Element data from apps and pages
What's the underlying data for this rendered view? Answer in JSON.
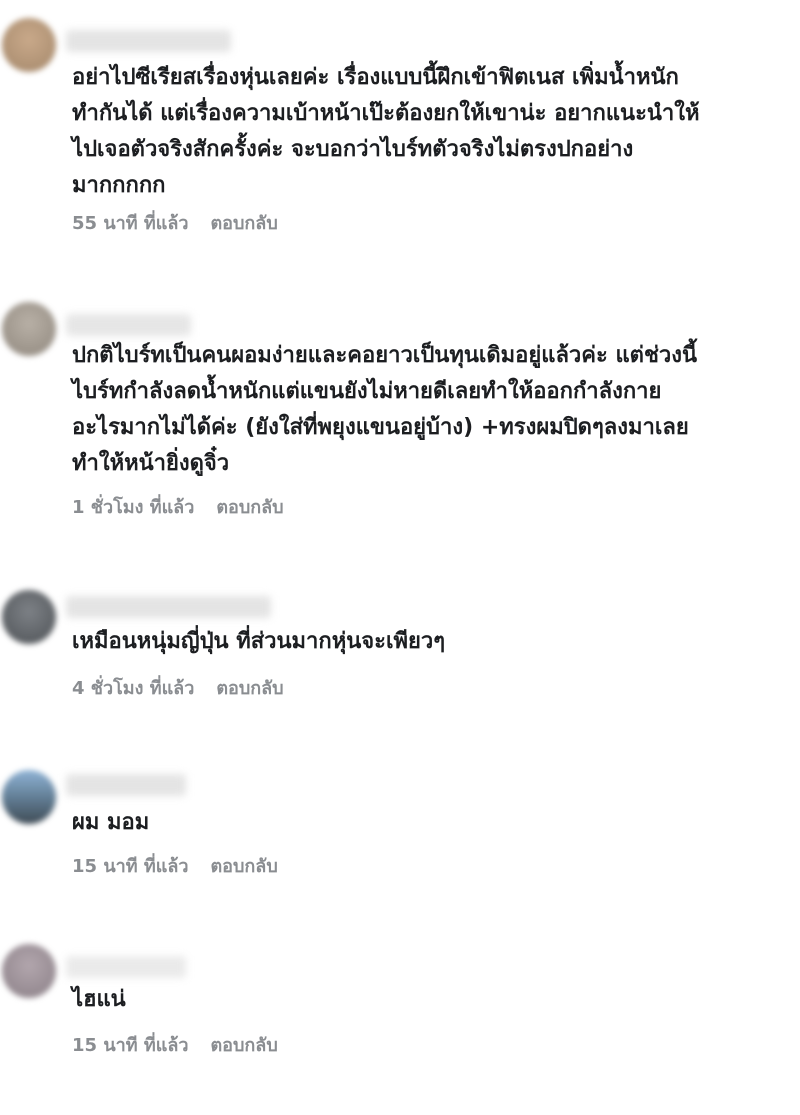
{
  "comments": [
    {
      "text": "อย่าไปซีเรียสเรื่องหุ่นเลยค่ะ เรื่องแบบนี้ฝึกเข้าฟิตเนส เพิ่มน้ำหนัก\nทำกันได้ แต่เรื่องความเบ้าหน้าเป๊ะต้องยกให้เขาน่ะ อยากแนะนำให้\nไปเจอตัวจริงสักครั้งค่ะ จะบอกว่าไบร์ทตัวจริงไม่ตรงปกอย่าง\nมากกกกก",
      "time": "55 นาที ที่แล้ว",
      "reply": "ตอบกลับ",
      "avatar_color": "#b79a7c"
    },
    {
      "text": "ปกติไบร์ทเป็นคนผอมง่ายและคอยาวเป็นทุนเดิมอยู่แล้วค่ะ แต่ช่วงนี้\nไบร์ทกำลังลดน้ำหนักแต่แขนยังไม่หายดีเลยทำให้ออกกำลังกาย\nอะไรมากไม่ได้ค่ะ (ยังใส่ที่พยุงแขนอยู่บ้าง) +ทรงผมปิดๆลงมาเลย\nทำให้หน้ายิ่งดูจิ๋ว",
      "time": "1 ชั่วโมง ที่แล้ว",
      "reply": "ตอบกลับ",
      "avatar_color": "#a59d93"
    },
    {
      "text": "เหมือนหนุ่มญี่ปุ่น ที่ส่วนมากหุ่นจะเพียวๆ",
      "time": "4 ชั่วโมง ที่แล้ว",
      "reply": "ตอบกลับ",
      "avatar_color": "#6b6f74"
    },
    {
      "text": "ผม มอม",
      "time": "15 นาที ที่แล้ว",
      "reply": "ตอบกลับ",
      "avatar_color": "#5b7388"
    },
    {
      "text": "ไฮแน่",
      "time": "15 นาที ที่แล้ว",
      "reply": "ตอบกลับ",
      "avatar_color": "#9a8f96"
    }
  ]
}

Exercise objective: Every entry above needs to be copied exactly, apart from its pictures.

Written response:
What's the underlying data for this rendered view? Answer in JSON.
{
  "comments": [
    {
      "text": "อย่าไปซีเรียสเรื่องหุ่นเลยค่ะ เรื่องแบบนี้ฝึกเข้าฟิตเนส เพิ่มน้ำหนัก\nทำกันได้ แต่เรื่องความเบ้าหน้าเป๊ะต้องยกให้เขาน่ะ อยากแนะนำให้\nไปเจอตัวจริงสักครั้งค่ะ จะบอกว่าไบร์ทตัวจริงไม่ตรงปกอย่าง\nมากกกกก",
      "time": "55 นาที ที่แล้ว",
      "reply": "ตอบกลับ",
      "avatar_color": "#b79a7c"
    },
    {
      "text": "ปกติไบร์ทเป็นคนผอมง่ายและคอยาวเป็นทุนเดิมอยู่แล้วค่ะ แต่ช่วงนี้\nไบร์ทกำลังลดน้ำหนักแต่แขนยังไม่หายดีเลยทำให้ออกกำลังกาย\nอะไรมากไม่ได้ค่ะ (ยังใส่ที่พยุงแขนอยู่บ้าง) +ทรงผมปิดๆลงมาเลย\nทำให้หน้ายิ่งดูจิ๋ว",
      "time": "1 ชั่วโมง ที่แล้ว",
      "reply": "ตอบกลับ",
      "avatar_color": "#a59d93"
    },
    {
      "text": "เหมือนหนุ่มญี่ปุ่น ที่ส่วนมากหุ่นจะเพียวๆ",
      "time": "4 ชั่วโมง ที่แล้ว",
      "reply": "ตอบกลับ",
      "avatar_color": "#6b6f74"
    },
    {
      "text": "ผม มอม",
      "time": "15 นาที ที่แล้ว",
      "reply": "ตอบกลับ",
      "avatar_color": "#5b7388"
    },
    {
      "text": "ไฮแน่",
      "time": "15 นาที ที่แล้ว",
      "reply": "ตอบกลับ",
      "avatar_color": "#9a8f96"
    }
  ]
}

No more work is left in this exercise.